There are also larger scholarship programs that partner with several different colleges and universities. If your parent works at a college or university, for instance, you may be eligible for The Tuition Exchange scholarship. The Tuition Exchange is a non-profit organization comprised of more than 600 private and public institutions. It awards about 7,000 scholarships annually to dependents of faculty and staff at participating schools and covers either tuition or the annual set rate ($37,000 for 2019-2020). Students should apply for The Tuition Exchange simultaneously with applying for college.
5. Check If Any of These Special Circumstances Apply to You
There are also school- and state-wide policies that waive out-of-state tuition based on special circumstances. For example, active military personnel and their dependents are eligible for in-state tuition where they currently live regardless of their resident status. According to the Washington State Legislature, students who belong to an American Indian Tribe and have lived for a year in either Idaho, Montana, Oregon, or Washington are considered Washington residents for tuition purposes. Washington also waives all or a portion of the tuition and fees for state and educational employees, and many other states have similar provisions.
6. Look Up Schools That Have Abolished Out-of-State Tuition

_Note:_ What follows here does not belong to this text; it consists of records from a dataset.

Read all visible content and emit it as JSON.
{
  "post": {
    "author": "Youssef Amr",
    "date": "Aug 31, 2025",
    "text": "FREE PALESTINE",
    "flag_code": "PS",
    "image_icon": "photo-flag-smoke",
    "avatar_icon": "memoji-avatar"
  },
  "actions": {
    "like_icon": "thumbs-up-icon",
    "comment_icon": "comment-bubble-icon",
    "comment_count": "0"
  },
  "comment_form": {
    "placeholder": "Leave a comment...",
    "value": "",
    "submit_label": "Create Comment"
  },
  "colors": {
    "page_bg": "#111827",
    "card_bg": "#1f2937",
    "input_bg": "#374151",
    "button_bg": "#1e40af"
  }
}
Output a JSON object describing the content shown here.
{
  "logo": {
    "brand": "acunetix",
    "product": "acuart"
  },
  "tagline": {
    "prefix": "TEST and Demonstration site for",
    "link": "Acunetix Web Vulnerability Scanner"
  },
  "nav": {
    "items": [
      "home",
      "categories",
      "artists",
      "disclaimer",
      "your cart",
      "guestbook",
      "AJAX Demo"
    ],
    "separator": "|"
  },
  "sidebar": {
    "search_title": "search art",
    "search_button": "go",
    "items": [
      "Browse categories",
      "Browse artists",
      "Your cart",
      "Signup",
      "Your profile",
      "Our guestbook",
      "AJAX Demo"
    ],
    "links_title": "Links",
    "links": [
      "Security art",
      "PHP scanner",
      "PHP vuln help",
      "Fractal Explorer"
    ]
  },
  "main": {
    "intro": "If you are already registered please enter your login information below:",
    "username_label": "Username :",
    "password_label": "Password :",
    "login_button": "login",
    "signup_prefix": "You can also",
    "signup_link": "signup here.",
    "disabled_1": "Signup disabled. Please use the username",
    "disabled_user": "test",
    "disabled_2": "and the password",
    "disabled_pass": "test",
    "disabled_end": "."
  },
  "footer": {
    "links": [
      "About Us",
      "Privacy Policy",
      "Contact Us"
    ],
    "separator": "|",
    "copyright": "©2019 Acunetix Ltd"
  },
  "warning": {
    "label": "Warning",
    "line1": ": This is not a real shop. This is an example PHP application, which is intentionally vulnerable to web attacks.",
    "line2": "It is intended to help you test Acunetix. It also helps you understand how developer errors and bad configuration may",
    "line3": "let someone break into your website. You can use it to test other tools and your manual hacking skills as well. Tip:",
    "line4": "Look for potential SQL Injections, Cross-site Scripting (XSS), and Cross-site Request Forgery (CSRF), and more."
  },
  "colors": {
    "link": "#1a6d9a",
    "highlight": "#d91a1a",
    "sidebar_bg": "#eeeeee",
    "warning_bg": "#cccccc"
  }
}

Finally, there are some schools that have abolished out-of-state tuition altogether. Northern Illinois University no longer has out-of-state tuition rates, which has made the school much more affordable for nonresident students. Moreover, Alcorn State, Delta State, and Mississippi Valley State have received attention for charging all students the same tuition rate, effectively eliminating out-of-state tuition.
If you’re looking to receive in-state tuition, hopefully one of the six ways discussed in this article will apply to you. Don’t let out-of-state tuition become a financial barrier to the education you want to receive.